◆ **Task item**:
Could you filter the records below down to the lines that include the word "vibrate"?

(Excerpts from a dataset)
-.-.-
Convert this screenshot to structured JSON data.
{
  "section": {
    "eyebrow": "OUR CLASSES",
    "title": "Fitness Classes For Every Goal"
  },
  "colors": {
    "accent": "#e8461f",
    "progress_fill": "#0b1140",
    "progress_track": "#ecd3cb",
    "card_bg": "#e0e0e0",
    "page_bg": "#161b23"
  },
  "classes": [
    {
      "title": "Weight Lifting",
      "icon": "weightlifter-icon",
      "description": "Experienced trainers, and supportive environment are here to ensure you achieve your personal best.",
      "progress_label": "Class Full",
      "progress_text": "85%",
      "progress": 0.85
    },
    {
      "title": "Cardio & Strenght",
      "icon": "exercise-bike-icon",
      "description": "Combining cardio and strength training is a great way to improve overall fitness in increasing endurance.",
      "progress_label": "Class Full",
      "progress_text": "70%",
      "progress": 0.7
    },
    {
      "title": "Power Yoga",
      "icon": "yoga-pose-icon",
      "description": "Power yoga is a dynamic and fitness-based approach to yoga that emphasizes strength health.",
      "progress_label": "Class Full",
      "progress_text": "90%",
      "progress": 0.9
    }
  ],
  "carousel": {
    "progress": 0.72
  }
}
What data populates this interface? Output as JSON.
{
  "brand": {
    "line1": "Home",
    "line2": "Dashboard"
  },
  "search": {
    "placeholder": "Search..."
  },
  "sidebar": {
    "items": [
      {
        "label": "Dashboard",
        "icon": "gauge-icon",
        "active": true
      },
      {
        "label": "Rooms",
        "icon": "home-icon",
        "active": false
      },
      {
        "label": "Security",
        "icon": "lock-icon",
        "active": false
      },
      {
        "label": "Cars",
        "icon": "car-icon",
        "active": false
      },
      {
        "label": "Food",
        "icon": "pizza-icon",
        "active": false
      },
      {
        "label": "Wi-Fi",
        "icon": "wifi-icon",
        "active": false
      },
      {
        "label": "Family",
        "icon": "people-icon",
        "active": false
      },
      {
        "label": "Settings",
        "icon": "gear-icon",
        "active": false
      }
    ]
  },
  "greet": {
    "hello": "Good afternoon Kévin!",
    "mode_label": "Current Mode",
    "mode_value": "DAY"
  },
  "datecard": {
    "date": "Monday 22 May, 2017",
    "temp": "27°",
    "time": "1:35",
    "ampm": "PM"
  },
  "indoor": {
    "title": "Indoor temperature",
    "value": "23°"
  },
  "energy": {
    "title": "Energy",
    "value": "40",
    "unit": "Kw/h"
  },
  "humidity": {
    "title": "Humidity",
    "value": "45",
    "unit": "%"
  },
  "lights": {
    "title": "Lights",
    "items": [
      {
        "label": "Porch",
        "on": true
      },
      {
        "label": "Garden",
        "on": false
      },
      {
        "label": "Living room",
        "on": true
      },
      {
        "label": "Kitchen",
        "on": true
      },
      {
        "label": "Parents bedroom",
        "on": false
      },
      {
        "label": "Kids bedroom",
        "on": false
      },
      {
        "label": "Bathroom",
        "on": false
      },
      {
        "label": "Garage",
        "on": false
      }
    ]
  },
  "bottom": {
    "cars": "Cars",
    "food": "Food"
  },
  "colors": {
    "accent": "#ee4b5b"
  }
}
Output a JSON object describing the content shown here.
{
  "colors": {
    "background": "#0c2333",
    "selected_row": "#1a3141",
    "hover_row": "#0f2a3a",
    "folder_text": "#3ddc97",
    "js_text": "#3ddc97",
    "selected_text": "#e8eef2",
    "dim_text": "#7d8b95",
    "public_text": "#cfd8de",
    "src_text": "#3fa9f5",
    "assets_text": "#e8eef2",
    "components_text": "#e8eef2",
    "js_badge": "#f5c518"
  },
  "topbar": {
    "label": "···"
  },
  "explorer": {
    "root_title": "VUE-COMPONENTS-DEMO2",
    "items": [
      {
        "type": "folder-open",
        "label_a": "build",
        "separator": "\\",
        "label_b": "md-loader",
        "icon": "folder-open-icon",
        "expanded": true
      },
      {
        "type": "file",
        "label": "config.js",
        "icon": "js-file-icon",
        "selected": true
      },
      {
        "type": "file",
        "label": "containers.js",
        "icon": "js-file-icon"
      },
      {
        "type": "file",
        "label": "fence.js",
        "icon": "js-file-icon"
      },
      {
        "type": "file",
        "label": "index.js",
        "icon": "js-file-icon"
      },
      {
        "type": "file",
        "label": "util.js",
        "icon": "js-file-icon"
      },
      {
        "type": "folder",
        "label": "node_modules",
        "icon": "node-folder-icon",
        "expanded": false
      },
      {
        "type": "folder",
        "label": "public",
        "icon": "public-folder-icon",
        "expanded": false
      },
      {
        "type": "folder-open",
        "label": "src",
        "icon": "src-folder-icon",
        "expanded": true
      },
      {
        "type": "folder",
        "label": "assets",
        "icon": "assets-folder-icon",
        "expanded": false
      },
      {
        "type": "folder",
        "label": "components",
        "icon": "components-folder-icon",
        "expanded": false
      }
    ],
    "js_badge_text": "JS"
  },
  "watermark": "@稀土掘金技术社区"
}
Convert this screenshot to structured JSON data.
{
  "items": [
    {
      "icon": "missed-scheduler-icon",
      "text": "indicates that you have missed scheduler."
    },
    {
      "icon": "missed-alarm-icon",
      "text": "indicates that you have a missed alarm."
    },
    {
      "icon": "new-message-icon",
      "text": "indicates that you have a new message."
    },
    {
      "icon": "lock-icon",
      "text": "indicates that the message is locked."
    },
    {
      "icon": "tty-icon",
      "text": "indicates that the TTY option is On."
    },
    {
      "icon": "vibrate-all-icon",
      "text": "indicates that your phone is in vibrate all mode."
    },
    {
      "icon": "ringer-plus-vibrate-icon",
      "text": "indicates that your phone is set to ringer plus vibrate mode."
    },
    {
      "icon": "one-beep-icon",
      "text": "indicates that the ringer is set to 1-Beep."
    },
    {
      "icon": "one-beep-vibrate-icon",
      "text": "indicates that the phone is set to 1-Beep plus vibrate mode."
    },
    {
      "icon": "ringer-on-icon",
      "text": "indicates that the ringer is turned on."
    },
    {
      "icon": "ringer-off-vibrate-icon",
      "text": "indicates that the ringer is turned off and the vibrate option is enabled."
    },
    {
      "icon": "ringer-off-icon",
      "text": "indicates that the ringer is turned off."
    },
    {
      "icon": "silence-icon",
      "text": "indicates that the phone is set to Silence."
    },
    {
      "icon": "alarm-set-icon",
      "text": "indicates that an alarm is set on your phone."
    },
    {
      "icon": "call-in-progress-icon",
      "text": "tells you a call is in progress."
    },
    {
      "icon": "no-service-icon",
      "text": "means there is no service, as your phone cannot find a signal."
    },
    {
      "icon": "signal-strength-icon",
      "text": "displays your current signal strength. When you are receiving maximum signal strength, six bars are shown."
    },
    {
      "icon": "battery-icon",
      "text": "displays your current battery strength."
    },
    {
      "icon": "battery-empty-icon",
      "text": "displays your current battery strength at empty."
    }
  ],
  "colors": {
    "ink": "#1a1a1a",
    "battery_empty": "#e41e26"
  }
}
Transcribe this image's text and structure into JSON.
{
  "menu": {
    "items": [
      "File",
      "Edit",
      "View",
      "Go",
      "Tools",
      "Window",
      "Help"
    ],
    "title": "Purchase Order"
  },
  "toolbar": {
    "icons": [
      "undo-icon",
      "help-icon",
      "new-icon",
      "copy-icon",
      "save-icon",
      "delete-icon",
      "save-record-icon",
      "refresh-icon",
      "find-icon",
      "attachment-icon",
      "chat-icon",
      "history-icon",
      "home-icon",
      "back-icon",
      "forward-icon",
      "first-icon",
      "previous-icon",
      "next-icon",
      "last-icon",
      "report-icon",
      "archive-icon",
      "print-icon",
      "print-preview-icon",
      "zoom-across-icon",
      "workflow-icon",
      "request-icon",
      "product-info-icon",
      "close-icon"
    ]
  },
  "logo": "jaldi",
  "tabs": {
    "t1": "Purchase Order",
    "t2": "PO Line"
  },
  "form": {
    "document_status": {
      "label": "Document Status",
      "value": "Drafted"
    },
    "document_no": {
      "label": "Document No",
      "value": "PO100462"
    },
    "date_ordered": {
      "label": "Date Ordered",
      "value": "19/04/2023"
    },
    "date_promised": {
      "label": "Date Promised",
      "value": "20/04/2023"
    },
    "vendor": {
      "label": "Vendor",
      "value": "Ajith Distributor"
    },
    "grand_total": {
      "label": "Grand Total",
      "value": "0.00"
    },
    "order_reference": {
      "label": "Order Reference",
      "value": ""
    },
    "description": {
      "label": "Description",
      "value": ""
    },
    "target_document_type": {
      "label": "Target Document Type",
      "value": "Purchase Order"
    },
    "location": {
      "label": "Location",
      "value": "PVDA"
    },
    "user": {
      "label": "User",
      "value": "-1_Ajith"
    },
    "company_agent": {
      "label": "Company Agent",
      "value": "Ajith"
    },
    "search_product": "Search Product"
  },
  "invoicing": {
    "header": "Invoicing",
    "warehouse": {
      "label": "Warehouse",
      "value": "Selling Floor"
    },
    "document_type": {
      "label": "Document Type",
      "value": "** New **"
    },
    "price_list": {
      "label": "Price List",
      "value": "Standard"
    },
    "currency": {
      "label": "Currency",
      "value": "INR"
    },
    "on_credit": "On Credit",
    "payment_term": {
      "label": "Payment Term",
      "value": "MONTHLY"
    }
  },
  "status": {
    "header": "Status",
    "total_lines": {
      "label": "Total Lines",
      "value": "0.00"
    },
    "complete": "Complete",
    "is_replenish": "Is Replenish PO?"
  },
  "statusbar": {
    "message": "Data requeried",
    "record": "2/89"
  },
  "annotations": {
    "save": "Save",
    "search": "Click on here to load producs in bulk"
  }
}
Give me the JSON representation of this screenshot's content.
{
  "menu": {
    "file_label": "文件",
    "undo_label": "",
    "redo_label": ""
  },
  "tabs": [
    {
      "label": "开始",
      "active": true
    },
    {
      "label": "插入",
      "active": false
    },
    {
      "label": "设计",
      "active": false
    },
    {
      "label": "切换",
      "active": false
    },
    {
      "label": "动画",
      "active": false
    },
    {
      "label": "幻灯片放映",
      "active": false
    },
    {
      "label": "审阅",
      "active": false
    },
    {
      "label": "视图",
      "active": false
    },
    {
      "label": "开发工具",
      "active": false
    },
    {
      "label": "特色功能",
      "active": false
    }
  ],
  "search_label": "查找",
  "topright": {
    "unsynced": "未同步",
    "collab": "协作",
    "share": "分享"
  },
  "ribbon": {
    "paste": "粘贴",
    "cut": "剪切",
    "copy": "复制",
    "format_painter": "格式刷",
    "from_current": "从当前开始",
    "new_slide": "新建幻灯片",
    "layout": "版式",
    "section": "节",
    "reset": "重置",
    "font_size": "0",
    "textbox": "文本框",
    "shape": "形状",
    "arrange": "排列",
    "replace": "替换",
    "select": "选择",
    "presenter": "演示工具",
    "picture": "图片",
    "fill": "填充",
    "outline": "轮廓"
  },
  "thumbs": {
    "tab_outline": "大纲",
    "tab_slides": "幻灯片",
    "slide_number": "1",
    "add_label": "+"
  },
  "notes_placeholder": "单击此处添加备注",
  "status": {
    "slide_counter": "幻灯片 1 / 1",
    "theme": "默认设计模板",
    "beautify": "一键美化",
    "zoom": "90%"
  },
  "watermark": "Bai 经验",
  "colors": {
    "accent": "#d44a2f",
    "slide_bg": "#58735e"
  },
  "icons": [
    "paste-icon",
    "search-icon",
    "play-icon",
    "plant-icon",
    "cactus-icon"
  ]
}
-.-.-
◆ **Solution to this exercise**:
      "icon": "vibrate-all-icon",
      "text": "indicates that your phone is in vibrate all mode."
      "icon": "ringer-plus-vibrate-icon",
      "text": "indicates that your phone is set to ringer plus vibrate mode."
      "icon": "one-beep-vibrate-icon",
      "text": "indicates that the phone is set to 1-Beep plus vibrate mode."
      "icon": "ringer-off-vibrate-icon",
      "text": "indicates that the ringer is turned off and the vibrate option is enabled."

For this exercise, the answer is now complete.